● What to work on:
Output the material exactly, with every line intact.

● Source data:
*****

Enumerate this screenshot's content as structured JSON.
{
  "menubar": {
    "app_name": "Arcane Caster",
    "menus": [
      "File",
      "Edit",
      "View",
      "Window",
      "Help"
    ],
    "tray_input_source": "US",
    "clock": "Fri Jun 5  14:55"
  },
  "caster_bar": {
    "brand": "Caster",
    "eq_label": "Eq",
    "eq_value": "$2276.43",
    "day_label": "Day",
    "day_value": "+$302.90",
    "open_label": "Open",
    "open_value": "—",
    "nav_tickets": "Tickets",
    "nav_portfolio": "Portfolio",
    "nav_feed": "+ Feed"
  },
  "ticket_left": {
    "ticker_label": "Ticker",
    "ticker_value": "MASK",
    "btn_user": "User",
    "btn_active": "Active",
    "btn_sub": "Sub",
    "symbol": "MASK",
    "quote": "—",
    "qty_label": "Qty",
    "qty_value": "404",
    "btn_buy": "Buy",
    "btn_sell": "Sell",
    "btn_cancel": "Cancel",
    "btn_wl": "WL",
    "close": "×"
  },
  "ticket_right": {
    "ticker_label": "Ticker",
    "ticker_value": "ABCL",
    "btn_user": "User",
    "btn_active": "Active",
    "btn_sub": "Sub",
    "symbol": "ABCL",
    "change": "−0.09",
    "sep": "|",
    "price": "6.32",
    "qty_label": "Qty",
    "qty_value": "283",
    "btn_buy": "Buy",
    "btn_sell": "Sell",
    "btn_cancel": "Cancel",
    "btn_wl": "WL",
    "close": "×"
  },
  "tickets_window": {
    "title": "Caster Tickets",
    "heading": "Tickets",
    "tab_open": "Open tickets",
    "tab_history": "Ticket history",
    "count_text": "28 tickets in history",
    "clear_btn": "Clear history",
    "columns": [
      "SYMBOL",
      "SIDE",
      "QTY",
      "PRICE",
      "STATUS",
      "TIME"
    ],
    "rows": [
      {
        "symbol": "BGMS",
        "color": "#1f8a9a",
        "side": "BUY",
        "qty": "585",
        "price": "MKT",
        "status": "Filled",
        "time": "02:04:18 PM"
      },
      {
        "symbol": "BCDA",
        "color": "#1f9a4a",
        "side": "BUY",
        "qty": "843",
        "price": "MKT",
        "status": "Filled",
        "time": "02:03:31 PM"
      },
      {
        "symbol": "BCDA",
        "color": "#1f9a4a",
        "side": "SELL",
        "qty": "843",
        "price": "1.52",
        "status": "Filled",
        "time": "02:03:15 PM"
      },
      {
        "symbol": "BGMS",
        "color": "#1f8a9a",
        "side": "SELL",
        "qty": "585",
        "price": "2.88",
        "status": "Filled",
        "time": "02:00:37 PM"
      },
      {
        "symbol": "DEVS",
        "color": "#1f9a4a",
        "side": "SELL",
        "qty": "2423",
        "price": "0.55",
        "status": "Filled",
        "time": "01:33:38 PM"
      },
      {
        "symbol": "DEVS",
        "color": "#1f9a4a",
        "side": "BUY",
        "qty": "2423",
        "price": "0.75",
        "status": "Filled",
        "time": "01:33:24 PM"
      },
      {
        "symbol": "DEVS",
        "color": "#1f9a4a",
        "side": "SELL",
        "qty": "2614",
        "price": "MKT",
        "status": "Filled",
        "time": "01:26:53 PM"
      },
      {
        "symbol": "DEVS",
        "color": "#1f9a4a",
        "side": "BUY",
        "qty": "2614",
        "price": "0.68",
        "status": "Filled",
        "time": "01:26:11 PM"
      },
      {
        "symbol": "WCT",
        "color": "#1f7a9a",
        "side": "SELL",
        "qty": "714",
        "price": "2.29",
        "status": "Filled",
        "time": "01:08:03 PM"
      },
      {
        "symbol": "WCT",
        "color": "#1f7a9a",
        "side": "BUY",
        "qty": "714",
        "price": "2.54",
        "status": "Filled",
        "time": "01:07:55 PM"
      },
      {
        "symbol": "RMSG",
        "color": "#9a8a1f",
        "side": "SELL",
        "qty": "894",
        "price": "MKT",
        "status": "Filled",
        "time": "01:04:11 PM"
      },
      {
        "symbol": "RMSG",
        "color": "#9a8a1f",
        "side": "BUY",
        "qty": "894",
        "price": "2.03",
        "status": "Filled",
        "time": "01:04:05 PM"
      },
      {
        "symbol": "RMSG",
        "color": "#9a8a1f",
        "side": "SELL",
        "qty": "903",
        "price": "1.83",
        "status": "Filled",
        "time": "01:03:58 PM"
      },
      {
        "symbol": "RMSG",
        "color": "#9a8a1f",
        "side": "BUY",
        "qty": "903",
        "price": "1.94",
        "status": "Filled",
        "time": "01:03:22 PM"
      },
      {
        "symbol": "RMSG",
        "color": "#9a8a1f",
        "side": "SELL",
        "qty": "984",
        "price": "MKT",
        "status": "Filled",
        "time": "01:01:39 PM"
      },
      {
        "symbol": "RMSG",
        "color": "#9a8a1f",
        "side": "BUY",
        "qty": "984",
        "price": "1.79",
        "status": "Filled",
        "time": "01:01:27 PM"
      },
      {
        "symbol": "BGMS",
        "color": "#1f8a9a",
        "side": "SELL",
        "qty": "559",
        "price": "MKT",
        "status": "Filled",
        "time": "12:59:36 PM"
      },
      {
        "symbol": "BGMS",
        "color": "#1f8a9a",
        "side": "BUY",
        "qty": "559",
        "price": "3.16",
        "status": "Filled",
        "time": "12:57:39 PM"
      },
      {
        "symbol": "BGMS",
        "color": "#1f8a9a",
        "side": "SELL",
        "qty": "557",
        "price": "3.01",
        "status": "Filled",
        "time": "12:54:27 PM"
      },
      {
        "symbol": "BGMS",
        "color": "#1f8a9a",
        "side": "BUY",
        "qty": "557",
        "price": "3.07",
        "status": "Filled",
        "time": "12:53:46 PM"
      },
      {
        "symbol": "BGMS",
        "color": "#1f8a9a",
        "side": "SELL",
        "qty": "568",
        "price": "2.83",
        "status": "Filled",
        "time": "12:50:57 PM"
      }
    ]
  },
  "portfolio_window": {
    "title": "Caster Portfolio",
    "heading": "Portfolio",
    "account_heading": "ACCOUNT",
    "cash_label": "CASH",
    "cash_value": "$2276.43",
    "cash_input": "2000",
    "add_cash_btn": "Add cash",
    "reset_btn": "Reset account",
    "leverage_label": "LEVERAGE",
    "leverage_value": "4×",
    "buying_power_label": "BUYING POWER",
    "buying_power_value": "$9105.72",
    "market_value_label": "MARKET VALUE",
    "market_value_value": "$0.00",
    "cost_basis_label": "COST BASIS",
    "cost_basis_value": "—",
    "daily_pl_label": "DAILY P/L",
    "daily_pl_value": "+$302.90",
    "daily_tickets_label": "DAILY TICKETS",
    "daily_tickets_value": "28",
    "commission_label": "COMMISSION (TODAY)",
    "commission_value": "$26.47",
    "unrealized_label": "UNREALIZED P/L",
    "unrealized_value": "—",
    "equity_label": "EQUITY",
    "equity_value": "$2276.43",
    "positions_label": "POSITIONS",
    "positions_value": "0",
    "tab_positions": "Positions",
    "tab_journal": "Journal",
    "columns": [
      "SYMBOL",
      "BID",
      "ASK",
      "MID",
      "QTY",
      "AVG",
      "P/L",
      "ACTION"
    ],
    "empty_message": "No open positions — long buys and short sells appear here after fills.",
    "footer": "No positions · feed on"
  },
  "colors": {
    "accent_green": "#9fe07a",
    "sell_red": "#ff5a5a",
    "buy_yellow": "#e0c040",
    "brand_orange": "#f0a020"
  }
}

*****

● Answer section:
Enumerate this screenshot's content as structured JSON.
{
  "menubar": {
    "app_name": "Arcane Caster",
    "menus": [
      "File",
      "Edit",
      "View",
      "Window",
      "Help"
    ],
    "tray_input_source": "US",
    "clock": "Fri Jun 5  14:55"
  },
  "caster_bar": {
    "brand": "Caster",
    "eq_label": "Eq",
    "eq_value": "$2276.43",
    "day_label": "Day",
    "day_value": "+$302.90",
    "open_label": "Open",
    "open_value": "—",
    "nav_tickets": "Tickets",
    "nav_portfolio": "Portfolio",
    "nav_feed": "+ Feed"
  },
  "ticket_left": {
    "ticker_label": "Ticker",
    "ticker_value": "MASK",
    "btn_user": "User",
    "btn_active": "Active",
    "btn_sub": "Sub",
    "symbol": "MASK",
    "quote": "—",
    "qty_label": "Qty",
    "qty_value": "404",
    "btn_buy": "Buy",
    "btn_sell": "Sell",
    "btn_cancel": "Cancel",
    "btn_wl": "WL",
    "close": "×"
  },
  "ticket_right": {
    "ticker_label": "Ticker",
    "ticker_value": "ABCL",
    "btn_user": "User",
    "btn_active": "Active",
    "btn_sub": "Sub",
    "symbol": "ABCL",
    "change": "−0.09",
    "sep": "|",
    "price": "6.32",
    "qty_label": "Qty",
    "qty_value": "283",
    "btn_buy": "Buy",
    "btn_sell": "Sell",
    "btn_cancel": "Cancel",
    "btn_wl": "WL",
    "close": "×"
  },
  "tickets_window": {
    "title": "Caster Tickets",
    "heading": "Tickets",
    "tab_open": "Open tickets",
    "tab_history": "Ticket history",
    "count_text": "28 tickets in history",
    "clear_btn": "Clear history",
    "columns": [
      "SYMBOL",
      "SIDE",
      "QTY",
      "PRICE",
      "STATUS",
      "TIME"
    ],
    "rows": [
      {
        "symbol": "BGMS",
        "color": "#1f8a9a",
        "side": "BUY",
        "qty": "585",
        "price": "MKT",
        "status": "Filled",
        "time": "02:04:18 PM"
      },
      {
        "symbol": "BCDA",
        "color": "#1f9a4a",
        "side": "BUY",
        "qty": "843",
        "price": "MKT",
        "status": "Filled",
        "time": "02:03:31 PM"
      },
      {
        "symbol": "BCDA",
        "color": "#1f9a4a",
        "side": "SELL",
        "qty": "843",
        "price": "1.52",
        "status": "Filled",
        "time": "02:03:15 PM"
      },
      {
        "symbol": "BGMS",
        "color": "#1f8a9a",
        "side": "SELL",
        "qty": "585",
        "price": "2.88",
        "status": "Filled",
        "time": "02:00:37 PM"
      },
      {
        "symbol": "DEVS",
        "color": "#1f9a4a",
        "side": "SELL",
        "qty": "2423",
        "price": "0.55",
        "status": "Filled",
        "time": "01:33:38 PM"
      },
      {
        "symbol": "DEVS",
        "color": "#1f9a4a",
        "side": "BUY",
        "qty": "2423",
        "price": "0.75",
        "status": "Filled",
        "time": "01:33:24 PM"
      },
      {
        "symbol": "DEVS",
        "color": "#1f9a4a",
        "side": "SELL",
        "qty": "2614",
        "price": "MKT",
        "status": "Filled",
        "time": "01:26:53 PM"
      },
      {
        "symbol": "DEVS",
        "color": "#1f9a4a",
        "side": "BUY",
        "qty": "2614",
        "price": "0.68",
        "status": "Filled",
        "time": "01:26:11 PM"
      },
      {
        "symbol": "WCT",
        "color": "#1f7a9a",
        "side": "SELL",
        "qty": "714",
        "price": "2.29",
        "status": "Filled",
        "time": "01:08:03 PM"
      },
      {
        "symbol": "WCT",
        "color": "#1f7a9a",
        "side": "BUY",
        "qty": "714",
        "price": "2.54",
        "status": "Filled",
        "time": "01:07:55 PM"
      },
      {
        "symbol": "RMSG",
        "color": "#9a8a1f",
        "side": "SELL",
        "qty": "894",
        "price": "MKT",
        "status": "Filled",
        "time": "01:04:11 PM"
      },
      {
        "symbol": "RMSG",
        "color": "#9a8a1f",
        "side": "BUY",
        "qty": "894",
        "price": "2.03",
        "status": "Filled",
        "time": "01:04:05 PM"
      },
      {
        "symbol": "RMSG",
        "color": "#9a8a1f",
        "side": "SELL",
        "qty": "903",
        "price": "1.83",
        "status": "Filled",
        "time": "01:03:58 PM"
      },
      {
        "symbol": "RMSG",
        "color": "#9a8a1f",
        "side": "BUY",
        "qty": "903",
        "price": "1.94",
        "status": "Filled",
        "time": "01:03:22 PM"
      },
      {
        "symbol": "RMSG",
        "color": "#9a8a1f",
        "side": "SELL",
        "qty": "984",
        "price": "MKT",
        "status": "Filled",
        "time": "01:01:39 PM"
      },
      {
        "symbol": "RMSG",
        "color": "#9a8a1f",
        "side": "BUY",
        "qty": "984",
        "price": "1.79",
        "status": "Filled",
        "time": "01:01:27 PM"
      },
      {
        "symbol": "BGMS",
        "color": "#1f8a9a",
        "side": "SELL",
        "qty": "559",
        "price": "MKT",
        "status": "Filled",
        "time": "12:59:36 PM"
      },
      {
        "symbol": "BGMS",
        "color": "#1f8a9a",
        "side": "BUY",
        "qty": "559",
        "price": "3.16",
        "status": "Filled",
        "time": "12:57:39 PM"
      },
      {
        "symbol": "BGMS",
        "color": "#1f8a9a",
        "side": "SELL",
        "qty": "557",
        "price": "3.01",
        "status": "Filled",
        "time": "12:54:27 PM"
      },
      {
        "symbol": "BGMS",
        "color": "#1f8a9a",
        "side": "BUY",
        "qty": "557",
        "price": "3.07",
        "status": "Filled",
        "time": "12:53:46 PM"
      },
      {
        "symbol": "BGMS",
        "color": "#1f8a9a",
        "side": "SELL",
        "qty": "568",
        "price": "2.83",
        "status": "Filled",
        "time": "12:50:57 PM"
      }
    ]
  },
  "portfolio_window": {
    "title": "Caster Portfolio",
    "heading": "Portfolio",
    "account_heading": "ACCOUNT",
    "cash_label": "CASH",
    "cash_value": "$2276.43",
    "cash_input": "2000",
    "add_cash_btn": "Add cash",
    "reset_btn": "Reset account",
    "leverage_label": "LEVERAGE",
    "leverage_value": "4×",
    "buying_power_label": "BUYING POWER",
    "buying_power_value": "$9105.72",
    "market_value_label": "MARKET VALUE",
    "market_value_value": "$0.00",
    "cost_basis_label": "COST BASIS",
    "cost_basis_value": "—",
    "daily_pl_label": "DAILY P/L",
    "daily_pl_value": "+$302.90",
    "daily_tickets_label": "DAILY TICKETS",
    "daily_tickets_value": "28",
    "commission_label": "COMMISSION (TODAY)",
    "commission_value": "$26.47",
    "unrealized_label": "UNREALIZED P/L",
    "unrealized_value": "—",
    "equity_label": "EQUITY",
    "equity_value": "$2276.43",
    "positions_label": "POSITIONS",
    "positions_value": "0",
    "tab_positions": "Positions",
    "tab_journal": "Journal",
    "columns": [
      "SYMBOL",
      "BID",
      "ASK",
      "MID",
      "QTY",
      "AVG",
      "P/L",
      "ACTION"
    ],
    "empty_message": "No open positions — long buys and short sells appear here after fills.",
    "footer": "No positions · feed on"
  },
  "colors": {
    "accent_green": "#9fe07a",
    "sell_red": "#ff5a5a",
    "buy_yellow": "#e0c040",
    "brand_orange": "#f0a020"
  }
}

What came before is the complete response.